▸ **TASK STATEMENT**
Report how many lines of these entries hold the string "type"; reply with the number alone.

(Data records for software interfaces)
=======
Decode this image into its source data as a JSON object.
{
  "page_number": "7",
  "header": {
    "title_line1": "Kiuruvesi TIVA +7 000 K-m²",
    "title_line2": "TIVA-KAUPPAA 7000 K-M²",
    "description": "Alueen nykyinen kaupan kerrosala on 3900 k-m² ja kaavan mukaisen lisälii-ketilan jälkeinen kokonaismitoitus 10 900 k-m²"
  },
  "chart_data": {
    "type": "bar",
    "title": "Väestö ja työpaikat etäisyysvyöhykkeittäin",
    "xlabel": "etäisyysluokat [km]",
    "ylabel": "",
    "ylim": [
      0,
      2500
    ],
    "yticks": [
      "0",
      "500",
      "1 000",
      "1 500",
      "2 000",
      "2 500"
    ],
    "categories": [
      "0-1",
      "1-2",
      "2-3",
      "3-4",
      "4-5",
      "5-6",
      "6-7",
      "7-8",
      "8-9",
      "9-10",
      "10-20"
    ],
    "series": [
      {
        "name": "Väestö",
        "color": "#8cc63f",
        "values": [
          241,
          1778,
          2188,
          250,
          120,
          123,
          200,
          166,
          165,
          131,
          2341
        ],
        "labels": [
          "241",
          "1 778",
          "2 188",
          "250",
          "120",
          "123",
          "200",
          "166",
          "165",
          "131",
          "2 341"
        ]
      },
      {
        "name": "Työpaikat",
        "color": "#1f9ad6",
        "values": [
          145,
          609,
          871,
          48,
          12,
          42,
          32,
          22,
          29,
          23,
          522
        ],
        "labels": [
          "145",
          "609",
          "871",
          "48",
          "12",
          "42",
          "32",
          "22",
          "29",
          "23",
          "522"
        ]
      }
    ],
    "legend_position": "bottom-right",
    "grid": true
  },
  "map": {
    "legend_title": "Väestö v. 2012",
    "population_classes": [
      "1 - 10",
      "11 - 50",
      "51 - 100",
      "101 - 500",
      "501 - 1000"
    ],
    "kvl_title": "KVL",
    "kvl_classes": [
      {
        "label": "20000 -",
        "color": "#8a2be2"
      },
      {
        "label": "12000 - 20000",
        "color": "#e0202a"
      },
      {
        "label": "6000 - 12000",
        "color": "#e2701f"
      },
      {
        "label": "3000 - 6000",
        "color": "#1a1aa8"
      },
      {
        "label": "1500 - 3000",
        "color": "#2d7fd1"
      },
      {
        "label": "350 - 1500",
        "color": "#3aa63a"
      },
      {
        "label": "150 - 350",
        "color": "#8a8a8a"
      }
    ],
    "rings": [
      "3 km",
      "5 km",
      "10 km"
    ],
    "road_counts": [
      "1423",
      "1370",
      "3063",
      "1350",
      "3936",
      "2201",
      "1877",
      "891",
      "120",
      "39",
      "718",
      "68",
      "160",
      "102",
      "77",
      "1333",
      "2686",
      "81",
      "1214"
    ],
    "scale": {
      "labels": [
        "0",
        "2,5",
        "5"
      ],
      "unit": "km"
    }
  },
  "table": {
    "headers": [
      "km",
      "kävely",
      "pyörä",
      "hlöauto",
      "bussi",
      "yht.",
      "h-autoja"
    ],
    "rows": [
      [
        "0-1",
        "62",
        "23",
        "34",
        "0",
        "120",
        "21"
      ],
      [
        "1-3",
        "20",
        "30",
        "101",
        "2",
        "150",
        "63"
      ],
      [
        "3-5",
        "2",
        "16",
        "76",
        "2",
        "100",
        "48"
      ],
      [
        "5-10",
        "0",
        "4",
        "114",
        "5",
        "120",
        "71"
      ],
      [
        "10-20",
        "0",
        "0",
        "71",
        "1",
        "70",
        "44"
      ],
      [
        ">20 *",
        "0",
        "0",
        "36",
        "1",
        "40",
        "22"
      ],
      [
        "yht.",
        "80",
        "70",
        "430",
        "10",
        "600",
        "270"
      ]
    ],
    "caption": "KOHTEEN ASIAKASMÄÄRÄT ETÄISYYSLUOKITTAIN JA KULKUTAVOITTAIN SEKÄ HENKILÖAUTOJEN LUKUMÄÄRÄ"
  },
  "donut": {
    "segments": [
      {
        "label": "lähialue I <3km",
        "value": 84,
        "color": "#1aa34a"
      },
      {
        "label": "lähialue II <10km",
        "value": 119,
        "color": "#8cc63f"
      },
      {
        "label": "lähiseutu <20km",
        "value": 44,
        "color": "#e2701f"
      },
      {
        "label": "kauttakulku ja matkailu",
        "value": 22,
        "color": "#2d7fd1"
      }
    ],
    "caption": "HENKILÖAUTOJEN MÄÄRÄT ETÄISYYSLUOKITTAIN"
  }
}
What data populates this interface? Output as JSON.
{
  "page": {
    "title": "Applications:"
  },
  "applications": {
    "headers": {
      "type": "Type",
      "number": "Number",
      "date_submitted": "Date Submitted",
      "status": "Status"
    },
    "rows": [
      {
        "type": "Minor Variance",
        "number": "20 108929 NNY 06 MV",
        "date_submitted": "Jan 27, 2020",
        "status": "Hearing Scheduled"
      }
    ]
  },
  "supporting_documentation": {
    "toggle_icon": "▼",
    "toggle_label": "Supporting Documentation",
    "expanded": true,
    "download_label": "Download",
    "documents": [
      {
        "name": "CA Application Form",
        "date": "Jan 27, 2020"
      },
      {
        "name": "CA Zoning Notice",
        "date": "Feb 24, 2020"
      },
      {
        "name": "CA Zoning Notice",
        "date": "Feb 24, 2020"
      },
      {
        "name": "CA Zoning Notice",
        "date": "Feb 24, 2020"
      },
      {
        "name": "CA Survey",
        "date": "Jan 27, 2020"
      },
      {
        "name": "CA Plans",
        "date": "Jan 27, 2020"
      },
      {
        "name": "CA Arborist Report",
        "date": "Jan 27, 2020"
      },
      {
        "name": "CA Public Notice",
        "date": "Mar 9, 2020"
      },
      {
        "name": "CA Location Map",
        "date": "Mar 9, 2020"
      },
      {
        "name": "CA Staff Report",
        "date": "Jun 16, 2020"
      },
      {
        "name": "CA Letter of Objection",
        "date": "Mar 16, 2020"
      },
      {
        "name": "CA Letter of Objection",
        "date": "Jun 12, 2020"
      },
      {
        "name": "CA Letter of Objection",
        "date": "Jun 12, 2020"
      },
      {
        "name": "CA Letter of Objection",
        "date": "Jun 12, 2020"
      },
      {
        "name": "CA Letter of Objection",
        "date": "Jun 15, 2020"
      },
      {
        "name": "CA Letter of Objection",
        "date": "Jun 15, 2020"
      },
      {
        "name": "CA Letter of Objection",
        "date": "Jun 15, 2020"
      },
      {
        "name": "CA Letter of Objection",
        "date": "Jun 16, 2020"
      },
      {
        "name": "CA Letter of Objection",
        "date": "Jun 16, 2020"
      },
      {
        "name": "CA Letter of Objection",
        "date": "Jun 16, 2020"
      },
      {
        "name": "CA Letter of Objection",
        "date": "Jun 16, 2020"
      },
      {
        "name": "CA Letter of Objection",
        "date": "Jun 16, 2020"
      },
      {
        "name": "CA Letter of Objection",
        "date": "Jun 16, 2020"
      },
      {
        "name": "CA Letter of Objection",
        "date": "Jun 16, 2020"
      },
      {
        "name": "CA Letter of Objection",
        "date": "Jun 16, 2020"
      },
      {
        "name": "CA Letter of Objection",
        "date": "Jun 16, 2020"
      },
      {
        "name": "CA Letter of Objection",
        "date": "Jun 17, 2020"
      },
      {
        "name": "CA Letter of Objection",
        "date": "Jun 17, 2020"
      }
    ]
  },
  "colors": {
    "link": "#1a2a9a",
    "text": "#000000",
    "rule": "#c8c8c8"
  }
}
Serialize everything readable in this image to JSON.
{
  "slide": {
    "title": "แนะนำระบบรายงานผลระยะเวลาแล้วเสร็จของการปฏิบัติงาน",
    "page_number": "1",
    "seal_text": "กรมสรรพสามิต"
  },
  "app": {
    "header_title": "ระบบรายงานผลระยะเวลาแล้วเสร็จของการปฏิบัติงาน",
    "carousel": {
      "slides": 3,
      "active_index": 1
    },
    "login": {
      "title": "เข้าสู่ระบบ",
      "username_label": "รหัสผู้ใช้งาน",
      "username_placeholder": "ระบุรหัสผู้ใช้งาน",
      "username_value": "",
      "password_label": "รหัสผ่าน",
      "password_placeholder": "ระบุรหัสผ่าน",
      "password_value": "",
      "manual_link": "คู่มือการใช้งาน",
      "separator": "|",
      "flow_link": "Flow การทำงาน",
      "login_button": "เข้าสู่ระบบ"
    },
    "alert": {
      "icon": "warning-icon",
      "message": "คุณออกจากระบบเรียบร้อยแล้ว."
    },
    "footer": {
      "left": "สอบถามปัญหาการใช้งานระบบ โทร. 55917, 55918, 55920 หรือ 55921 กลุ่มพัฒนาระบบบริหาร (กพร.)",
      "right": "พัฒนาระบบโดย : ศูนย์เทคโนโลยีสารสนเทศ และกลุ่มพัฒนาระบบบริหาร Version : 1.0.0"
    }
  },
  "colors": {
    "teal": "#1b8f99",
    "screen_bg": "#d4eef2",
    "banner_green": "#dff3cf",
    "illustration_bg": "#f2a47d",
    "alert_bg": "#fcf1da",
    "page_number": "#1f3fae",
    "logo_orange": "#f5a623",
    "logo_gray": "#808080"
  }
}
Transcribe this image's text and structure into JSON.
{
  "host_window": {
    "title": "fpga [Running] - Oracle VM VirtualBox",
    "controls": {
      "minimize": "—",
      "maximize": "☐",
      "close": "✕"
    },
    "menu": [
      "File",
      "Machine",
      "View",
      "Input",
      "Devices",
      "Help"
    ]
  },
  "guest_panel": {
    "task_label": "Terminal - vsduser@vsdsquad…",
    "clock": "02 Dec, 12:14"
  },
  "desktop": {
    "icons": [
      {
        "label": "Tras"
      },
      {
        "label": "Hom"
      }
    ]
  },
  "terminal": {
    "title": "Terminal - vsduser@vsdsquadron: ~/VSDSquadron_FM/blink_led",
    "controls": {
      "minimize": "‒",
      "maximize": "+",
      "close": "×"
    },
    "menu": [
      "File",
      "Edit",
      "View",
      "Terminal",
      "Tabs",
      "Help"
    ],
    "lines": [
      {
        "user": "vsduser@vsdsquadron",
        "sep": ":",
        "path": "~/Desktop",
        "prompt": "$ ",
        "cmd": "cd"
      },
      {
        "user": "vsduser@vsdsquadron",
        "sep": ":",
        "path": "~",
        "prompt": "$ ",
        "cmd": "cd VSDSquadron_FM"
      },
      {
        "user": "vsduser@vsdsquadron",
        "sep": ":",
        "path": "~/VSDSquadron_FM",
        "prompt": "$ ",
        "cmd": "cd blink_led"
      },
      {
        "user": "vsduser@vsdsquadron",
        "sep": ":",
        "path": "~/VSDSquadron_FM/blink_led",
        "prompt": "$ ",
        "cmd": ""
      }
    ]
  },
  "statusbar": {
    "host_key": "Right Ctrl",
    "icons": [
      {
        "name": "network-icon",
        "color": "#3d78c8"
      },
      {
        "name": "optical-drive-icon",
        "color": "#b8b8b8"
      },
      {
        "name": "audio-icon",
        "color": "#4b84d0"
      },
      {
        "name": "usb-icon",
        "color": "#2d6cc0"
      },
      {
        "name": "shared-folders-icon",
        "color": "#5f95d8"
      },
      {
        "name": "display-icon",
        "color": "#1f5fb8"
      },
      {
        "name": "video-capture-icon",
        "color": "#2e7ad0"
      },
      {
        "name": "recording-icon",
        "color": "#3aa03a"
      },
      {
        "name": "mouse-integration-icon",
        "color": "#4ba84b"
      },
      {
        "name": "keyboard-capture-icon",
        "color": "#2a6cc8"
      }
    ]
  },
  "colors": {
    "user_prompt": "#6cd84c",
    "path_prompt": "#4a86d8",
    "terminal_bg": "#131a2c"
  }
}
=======
▸ **ANSWER SECTION**
3